We can now do it in 2 days what used to take 2 weeks.

When you have millions of words of translation memory this is a big deal.  If you want to do MT for yourself you will need to solve this problem.  For us, the Adobe Moses Corpus tool continues to evolve as we learn more about the cleaning steps we want access to and how to order these steps.  It is our vision that it will fit into a greater more comprehensive package of MT related tools which may include the automatic testing and tuning of engines.  We continue to consider all the possibilities this tool would open up for the greater MT interested public and are open to ideas and collaborations with others around it’s improvement and extension.

 

There are plenty of bridges to cross on the way to building MT systems. Corpus handling is just one of them. Hopefully this knowledge makes your journey a bit more clear. Now get out there and build an engine!

 

A quick (but by no means complete) list of things of things that could be done to improve MT engine quality:

This is a short list of the steps the Adobe Moses Corpus tool can currently perform.  We are open to suggestions about adding other steps or refining the nature of these steps.
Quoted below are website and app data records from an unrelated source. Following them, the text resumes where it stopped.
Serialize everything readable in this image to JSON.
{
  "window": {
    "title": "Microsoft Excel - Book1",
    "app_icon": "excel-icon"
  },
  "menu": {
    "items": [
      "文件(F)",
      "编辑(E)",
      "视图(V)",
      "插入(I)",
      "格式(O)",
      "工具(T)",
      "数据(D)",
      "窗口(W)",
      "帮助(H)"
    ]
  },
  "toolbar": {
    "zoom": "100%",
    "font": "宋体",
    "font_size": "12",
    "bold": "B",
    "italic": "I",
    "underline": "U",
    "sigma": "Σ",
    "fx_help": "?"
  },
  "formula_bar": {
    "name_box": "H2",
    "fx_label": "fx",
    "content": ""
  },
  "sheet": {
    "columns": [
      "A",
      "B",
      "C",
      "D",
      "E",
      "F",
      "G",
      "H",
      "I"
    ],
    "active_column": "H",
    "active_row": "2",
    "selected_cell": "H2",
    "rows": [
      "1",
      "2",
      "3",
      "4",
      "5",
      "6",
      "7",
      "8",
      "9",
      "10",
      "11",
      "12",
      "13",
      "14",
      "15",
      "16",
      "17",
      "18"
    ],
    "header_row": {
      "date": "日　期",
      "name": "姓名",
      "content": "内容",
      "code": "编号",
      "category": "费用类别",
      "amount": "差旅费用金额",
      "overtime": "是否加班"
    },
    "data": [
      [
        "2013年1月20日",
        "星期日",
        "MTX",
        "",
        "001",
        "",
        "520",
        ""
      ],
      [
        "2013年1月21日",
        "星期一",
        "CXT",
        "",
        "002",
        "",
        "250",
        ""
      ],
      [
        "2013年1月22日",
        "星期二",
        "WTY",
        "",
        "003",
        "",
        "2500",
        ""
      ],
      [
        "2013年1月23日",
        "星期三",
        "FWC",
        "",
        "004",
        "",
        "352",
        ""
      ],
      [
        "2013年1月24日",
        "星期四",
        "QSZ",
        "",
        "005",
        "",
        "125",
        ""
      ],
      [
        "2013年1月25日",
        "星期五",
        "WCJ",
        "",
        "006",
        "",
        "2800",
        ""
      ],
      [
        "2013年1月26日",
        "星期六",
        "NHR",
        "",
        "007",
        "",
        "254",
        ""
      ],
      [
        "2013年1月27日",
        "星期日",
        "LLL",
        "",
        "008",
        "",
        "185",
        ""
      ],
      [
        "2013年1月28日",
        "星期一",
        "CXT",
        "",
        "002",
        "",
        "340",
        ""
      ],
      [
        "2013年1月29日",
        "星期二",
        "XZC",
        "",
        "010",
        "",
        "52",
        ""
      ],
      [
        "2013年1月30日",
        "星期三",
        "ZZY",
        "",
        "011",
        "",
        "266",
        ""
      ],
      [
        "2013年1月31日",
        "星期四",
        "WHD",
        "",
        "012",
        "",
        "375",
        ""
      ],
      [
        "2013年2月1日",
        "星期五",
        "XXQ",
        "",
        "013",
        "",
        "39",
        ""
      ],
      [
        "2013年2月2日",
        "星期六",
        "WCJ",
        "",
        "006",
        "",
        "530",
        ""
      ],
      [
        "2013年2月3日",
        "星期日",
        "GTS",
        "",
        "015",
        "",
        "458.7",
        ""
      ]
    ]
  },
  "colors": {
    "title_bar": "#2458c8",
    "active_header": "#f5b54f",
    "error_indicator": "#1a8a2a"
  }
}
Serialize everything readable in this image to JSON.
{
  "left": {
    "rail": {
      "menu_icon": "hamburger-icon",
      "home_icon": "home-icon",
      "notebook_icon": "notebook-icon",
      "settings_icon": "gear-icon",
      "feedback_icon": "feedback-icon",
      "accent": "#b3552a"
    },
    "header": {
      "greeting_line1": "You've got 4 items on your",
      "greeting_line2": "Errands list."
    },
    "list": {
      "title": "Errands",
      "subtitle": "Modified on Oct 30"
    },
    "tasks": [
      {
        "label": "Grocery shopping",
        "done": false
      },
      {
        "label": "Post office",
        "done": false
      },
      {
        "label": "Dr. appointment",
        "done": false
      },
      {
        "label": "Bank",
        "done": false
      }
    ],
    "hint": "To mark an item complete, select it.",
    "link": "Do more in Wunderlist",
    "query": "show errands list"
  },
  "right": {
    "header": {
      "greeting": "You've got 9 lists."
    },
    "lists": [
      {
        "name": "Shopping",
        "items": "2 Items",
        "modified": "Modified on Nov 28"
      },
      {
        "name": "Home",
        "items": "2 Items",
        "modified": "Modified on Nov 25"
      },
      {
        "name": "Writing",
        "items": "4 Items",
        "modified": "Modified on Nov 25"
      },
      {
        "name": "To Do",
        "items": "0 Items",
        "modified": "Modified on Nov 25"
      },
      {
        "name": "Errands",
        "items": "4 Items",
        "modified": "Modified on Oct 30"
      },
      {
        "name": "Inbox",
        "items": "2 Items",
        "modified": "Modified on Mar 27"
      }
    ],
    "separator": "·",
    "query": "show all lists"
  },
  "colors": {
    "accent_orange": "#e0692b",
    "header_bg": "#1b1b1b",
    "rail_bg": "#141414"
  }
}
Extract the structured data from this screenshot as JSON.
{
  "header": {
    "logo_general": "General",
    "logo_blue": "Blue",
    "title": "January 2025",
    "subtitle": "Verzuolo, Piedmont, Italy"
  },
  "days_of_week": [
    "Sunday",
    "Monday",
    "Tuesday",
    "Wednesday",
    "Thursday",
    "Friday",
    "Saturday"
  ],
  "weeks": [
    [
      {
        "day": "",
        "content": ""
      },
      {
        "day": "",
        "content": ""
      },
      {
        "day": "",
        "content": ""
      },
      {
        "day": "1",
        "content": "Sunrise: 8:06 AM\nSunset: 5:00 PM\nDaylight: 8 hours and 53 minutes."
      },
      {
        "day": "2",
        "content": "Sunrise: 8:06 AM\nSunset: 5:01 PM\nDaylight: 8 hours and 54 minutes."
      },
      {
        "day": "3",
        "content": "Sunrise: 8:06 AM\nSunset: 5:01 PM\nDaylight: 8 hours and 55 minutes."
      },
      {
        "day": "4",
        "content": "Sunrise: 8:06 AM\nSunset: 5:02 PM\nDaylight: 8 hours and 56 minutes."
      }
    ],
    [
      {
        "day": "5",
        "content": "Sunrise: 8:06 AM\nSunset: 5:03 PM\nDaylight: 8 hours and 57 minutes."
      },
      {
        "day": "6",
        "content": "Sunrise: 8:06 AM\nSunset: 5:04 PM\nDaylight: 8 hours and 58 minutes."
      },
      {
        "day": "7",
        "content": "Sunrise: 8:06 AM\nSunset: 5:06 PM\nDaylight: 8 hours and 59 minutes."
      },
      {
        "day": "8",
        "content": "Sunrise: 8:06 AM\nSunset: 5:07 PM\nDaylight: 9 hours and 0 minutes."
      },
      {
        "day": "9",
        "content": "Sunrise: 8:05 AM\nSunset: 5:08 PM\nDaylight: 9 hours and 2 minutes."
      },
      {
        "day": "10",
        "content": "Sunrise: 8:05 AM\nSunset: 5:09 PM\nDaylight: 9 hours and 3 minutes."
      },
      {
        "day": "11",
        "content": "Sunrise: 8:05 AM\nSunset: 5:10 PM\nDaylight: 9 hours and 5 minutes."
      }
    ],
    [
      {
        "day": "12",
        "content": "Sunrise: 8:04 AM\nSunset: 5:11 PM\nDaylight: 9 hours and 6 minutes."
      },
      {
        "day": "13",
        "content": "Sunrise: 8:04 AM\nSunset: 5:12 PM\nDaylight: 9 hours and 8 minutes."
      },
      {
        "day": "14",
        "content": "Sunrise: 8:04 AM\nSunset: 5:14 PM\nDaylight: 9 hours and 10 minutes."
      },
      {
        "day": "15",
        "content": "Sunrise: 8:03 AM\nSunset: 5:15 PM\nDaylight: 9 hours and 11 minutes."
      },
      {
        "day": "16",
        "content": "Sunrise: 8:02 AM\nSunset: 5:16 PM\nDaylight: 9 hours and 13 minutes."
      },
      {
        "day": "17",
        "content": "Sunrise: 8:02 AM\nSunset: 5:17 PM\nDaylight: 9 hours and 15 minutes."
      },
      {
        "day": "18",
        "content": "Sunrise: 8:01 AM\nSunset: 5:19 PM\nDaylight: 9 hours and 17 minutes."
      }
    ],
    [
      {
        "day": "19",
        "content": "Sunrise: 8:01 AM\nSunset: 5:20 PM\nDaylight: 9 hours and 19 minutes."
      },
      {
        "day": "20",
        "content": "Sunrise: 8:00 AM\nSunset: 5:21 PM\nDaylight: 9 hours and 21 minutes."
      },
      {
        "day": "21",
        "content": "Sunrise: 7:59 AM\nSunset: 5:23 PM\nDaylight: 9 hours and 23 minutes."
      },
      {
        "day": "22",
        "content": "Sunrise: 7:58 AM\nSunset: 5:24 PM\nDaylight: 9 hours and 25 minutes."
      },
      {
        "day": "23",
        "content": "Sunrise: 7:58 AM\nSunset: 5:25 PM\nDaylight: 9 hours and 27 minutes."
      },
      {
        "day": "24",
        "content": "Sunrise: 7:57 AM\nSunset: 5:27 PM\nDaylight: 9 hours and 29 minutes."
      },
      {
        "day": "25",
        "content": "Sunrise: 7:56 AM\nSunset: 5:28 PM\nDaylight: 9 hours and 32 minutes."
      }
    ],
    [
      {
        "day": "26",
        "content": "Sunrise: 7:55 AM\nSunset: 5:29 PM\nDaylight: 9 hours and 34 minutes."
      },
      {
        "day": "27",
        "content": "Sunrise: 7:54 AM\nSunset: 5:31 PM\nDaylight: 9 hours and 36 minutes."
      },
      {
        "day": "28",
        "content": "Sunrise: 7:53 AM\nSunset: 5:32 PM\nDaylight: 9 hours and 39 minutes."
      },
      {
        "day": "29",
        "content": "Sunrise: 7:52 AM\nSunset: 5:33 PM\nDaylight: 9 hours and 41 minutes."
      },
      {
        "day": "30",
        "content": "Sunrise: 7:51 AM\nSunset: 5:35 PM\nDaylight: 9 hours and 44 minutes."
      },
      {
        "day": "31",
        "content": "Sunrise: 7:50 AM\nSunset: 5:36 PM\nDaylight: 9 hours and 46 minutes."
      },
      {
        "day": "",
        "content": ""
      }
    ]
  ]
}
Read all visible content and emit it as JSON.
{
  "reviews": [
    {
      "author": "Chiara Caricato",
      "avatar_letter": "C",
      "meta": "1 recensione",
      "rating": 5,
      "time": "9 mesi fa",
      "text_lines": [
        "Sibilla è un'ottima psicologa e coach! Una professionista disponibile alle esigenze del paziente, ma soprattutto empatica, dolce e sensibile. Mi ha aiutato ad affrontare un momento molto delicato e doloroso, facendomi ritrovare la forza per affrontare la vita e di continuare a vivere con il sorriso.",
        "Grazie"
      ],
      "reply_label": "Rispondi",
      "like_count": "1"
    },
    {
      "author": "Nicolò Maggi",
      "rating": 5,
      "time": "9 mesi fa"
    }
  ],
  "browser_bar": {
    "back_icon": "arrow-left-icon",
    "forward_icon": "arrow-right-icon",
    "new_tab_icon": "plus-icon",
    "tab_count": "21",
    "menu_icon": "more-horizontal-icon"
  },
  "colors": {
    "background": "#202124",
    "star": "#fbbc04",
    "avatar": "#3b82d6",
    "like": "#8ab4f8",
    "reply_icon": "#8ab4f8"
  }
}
Clean Placeholder Tags

Clean URLS

Tokenize

Lowercase

Clean Numbers

Clean Duplicate Lines

Clean Long Segments

Clean Misaligned Pairs

The efficacy of each of these steps could be debated around the MT round table but in general most people will need to process their TM files through these steps before the can be used with Moses for engine building as well as to improve quality.

The Adobe Globalization Blog

This article was originally written in English.

 

Today we are launching Adobe’s first ever globalization blog. Adobe believes that everyone in the world should be able to express and exchange ideas in the language they prefer, and thus we have a strong interest in ensuring that our global customers are able to create applications, content and systems that satisfy the requirements of every geographical market.

Through this blog, we intend to provide our users with information that will enable them to achieve that. In addition, we will inform readers about new globalization-relevant product features, tools and libraries.

Also, we hope to hear from you! Have you found a globalization or localization bug? Do you have a globalization-related request for one of our products? Wrote some globalization guidelines that you want to share with the world? Here’s the place to share your feedback.

Enjoy
The Adobe Globalization Team